Source data
▬▬▬▬▬▬▬▬▬▬
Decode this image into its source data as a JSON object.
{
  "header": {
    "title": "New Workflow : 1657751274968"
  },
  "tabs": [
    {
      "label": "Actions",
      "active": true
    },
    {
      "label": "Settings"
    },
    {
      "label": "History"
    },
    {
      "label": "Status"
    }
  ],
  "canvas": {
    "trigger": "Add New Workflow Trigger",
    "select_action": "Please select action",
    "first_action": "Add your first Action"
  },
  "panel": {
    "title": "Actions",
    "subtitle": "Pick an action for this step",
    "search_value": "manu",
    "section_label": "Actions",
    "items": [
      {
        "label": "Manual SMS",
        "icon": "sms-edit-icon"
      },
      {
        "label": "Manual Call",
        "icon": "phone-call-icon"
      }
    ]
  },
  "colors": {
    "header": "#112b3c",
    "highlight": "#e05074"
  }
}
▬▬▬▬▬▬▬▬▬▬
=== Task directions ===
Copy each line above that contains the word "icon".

=== Response below ===
        "icon": "sms-edit-icon"
        "icon": "phone-call-icon"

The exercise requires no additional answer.